Don’t Fear the Reaper Is Another Triumph From Stephen Graham JonesBooks Reviews Stephen Graham Jones
The best genre authors are often the ones with an innate, deep understanding of the medium in which they’re working, a grasp of the patterns and formulas that populate their field so thorough and enthusiastic that they know exactly which rules to enforce, and which ones to break. Stephen Graham Jones is one of those authors in the realm of horror and proved it with My Heart is a Chainsaw, writing a whole slasher story that’s both satisfyingly terrifying and deeply entrenched in the intricacies of its subgenre. It’s a book that knows the rules, from a writer who knows exactly when to bend those rules.
But Jones’ grasp of horror fiction, and his unique power in the genre, can’t be reduced to simply understanding the scaffolding of the world in which he’s working. There’s a clear enthusiasm for that scaffolding in his work, of course, from the werewolves of Mongrels to the psychological thrills of Night of the Mannequins and Mapping the Interior, but it’s not just a knowledge of and love for the genre that’s gotten him this far. He can slice and dice with the best of them, but what makes Jones the current reigning luminary of modern horror fiction is more than expertise and a sharp eye for brutality and dread. Tucked into his warm, propulsive prose is a white hot coal of raw, emotional might and relentless honesty which heightens every horror yarn he spins. Don’t Fear the Reaper, his much-anticipated sequel to My Heart is a Chainsaw, is proof of this gift, and that makes it an early contender for the best horror novel of 2023.
It’s been four years since the Fourth of July massacre in Proofrock, Idaho, and Jennifer “Jade” Daniels is back in town just weeks before Christmas, fresh out of prison and doing her best to put her slasher devotee days behind her. What she finds when she arrives back home is a town very much like the one she left, yet one that is also irrevocably altered by the tragedy that unfolded around Indian Lake years earlier. Everyone, from Jade’s friend and former final girl mentee Letha Mondragon to battered old Sheriff Hardy, is physically and emotionally scarred from the carnage of that day, even as they try to look ahead to whatever futures they might have.
But moving on isn’t easy under the best of circumstances, and these are far from the best. An escaped serial killing juggernaut bearing the unforgettable name of Dark Mill South is on his way to Proofrock, ready to add to his already prodigious body count and enrich the town’s bloody reputation. With a killer on the loose and a devastating snowstorm blowing through with him, Jade must summon all the strength she earned from what came before, and try to help Proofrock weather yet another brutal season of death.

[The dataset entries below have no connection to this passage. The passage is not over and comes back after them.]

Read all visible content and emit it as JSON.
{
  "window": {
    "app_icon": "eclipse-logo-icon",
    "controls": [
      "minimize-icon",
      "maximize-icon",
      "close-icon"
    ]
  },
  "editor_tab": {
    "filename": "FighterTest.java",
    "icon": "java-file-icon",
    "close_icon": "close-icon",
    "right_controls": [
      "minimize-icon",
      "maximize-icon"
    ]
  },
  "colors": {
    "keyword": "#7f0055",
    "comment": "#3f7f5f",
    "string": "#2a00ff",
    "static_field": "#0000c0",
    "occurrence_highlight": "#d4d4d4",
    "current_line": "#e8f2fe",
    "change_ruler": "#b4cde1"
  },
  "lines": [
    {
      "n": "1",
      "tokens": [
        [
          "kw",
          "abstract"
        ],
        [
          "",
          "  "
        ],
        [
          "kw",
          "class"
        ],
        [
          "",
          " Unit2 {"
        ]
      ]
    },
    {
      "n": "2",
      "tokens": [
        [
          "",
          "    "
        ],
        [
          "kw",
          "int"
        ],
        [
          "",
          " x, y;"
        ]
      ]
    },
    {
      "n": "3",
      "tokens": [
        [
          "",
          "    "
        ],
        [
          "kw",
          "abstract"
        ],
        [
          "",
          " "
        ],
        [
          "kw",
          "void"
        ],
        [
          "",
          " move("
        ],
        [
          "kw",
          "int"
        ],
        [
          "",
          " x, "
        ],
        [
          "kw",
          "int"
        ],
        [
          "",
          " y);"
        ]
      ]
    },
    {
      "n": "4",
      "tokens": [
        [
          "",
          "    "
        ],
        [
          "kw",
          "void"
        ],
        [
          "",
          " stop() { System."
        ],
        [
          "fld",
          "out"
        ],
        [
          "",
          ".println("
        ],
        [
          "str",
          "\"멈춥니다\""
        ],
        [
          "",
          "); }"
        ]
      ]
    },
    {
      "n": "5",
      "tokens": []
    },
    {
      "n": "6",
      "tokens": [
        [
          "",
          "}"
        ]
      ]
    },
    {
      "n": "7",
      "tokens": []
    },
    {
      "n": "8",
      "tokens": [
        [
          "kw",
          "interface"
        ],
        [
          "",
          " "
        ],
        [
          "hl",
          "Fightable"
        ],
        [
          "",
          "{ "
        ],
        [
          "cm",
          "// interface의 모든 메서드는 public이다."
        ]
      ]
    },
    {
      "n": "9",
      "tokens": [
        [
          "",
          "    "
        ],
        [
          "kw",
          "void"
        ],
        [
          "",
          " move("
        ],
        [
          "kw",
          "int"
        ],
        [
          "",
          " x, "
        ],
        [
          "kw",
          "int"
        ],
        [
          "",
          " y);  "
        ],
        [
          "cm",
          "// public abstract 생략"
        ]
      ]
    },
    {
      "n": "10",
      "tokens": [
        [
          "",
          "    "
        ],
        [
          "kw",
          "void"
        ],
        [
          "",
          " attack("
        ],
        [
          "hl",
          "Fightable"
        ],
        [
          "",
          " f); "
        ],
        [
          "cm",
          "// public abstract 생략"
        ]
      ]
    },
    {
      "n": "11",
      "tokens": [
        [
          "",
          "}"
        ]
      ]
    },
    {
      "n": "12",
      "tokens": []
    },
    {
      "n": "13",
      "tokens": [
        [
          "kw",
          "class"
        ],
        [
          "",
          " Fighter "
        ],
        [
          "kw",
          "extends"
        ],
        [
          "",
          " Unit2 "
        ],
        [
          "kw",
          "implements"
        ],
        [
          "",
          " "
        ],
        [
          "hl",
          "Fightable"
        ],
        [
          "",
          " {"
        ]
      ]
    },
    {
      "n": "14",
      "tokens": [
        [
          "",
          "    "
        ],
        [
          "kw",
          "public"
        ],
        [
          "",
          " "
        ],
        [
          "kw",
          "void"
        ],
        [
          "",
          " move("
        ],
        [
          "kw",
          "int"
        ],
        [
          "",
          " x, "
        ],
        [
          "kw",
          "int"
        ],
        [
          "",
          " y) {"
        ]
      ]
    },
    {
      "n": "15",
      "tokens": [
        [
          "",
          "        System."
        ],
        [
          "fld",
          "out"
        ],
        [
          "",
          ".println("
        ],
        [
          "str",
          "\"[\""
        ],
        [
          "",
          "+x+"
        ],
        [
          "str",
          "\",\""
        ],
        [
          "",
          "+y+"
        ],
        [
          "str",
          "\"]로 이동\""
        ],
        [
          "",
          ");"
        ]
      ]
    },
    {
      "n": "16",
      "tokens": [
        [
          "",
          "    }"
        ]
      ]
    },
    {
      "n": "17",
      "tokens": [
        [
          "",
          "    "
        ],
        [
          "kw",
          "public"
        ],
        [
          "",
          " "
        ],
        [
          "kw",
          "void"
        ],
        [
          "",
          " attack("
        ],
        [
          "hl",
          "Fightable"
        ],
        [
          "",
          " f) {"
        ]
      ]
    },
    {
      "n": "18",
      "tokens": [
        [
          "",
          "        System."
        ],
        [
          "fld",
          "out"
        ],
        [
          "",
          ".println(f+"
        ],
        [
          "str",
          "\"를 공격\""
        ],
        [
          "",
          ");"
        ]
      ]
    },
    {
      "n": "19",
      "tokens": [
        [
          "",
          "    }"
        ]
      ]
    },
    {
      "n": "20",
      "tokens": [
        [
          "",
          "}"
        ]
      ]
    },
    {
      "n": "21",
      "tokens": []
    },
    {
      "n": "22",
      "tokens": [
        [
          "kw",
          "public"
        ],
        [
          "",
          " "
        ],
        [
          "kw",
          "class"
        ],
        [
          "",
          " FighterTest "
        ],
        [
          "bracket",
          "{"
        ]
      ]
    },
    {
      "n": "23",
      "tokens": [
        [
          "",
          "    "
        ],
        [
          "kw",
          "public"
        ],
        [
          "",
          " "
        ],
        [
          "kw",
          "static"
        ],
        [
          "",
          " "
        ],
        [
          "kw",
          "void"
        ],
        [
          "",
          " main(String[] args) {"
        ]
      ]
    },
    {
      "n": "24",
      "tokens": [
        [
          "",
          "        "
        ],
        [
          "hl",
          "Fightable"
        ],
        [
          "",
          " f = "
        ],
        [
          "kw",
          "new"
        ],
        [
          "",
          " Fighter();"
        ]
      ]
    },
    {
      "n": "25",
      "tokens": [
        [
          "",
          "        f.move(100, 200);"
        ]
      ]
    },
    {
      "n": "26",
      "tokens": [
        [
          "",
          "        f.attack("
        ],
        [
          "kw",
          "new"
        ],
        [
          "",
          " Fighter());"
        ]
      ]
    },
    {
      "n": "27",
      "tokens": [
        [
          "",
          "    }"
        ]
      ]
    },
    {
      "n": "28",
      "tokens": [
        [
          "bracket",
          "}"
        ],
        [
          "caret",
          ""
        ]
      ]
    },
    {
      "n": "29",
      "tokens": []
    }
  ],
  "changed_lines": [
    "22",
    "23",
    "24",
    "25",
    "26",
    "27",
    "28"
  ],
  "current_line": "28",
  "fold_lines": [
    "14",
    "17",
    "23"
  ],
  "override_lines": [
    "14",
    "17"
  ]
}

Because this is a sequel, Jones immediately roots that brutality in a certain familiarity, from Proofrock landmarks to the book’s seat-of-your-pants present-tense narration to yet another series of inter-chapter essays expounding on the events of the book. But because Jones is a constant student of his genre, he also knows that a good slasher sequel needs to change the game, and he achieves that in several ways. First, there’s Jade, who enters the book with much of her old slasher enthusiasm dimmed by time and trauma, transferred over to other characters who’ve sought to understand what happened in Chainsaw by turning to the movies which so drove Jade in that novel. This time around, Jones’ reluctant final girl is just trying to live, trying to focus on why she managed to survive everything that came before, and what she’s meant to do with it.
When violence finds Jade, and Proofrock, once again, Jones delivers the slasher goods with the same streak of violence invention that helped make the first novel an instant classic, but this time the situation is changed by two key elements. Dark Mill South immediately emerges as a somewhat enigmatic yet deeply compelling character, a monster on par with Jones’ best previous villains, setting the stage for a confrontation far removed from Chainsaw’s own climax. Then of course, there’s all the snow. Setting the novel amid a blizzard, and pushing his characters through it with his confident prose, Jones plunges Proofrock into a blood-spattered marshmallow world nightmare that’s completely different from the first book, yet still evocative of what happened in the heat of summer four years ago. It’s a remarkably clever ploy, and it works very, very well.
In fact, everything in Don’t Fear the Reaper works remarkably well, but it all ultimately comes back to Jones’ gift for the emotion that’s driving each page. As with Chainsaw, you can come to this book looking for a straight-up slasher nightmare, and you’ll get it, but within that nightmare are embedded deeper, darker meditations on loss, redemption, survival, love, and the old wounds which inform them all. It’s a remarkable achievement that’s worthy of standing alongside My Heart is a Chainsaw, and perhaps even surpassing it.
Don’t Fear the Reaper is available now.
Matthew Jackson is a pop culture writer and nerd-for-hire who’s been writing about entertainment for more than a decade. His writing about movies, TV, comics, and more regularly appears at SYFY WIRE, Looper, Mental Floss, Decider, BookPage, and other outlets. He lives in Austin, Texas, and when he’s not writing he’s usually counting the days until Christmas.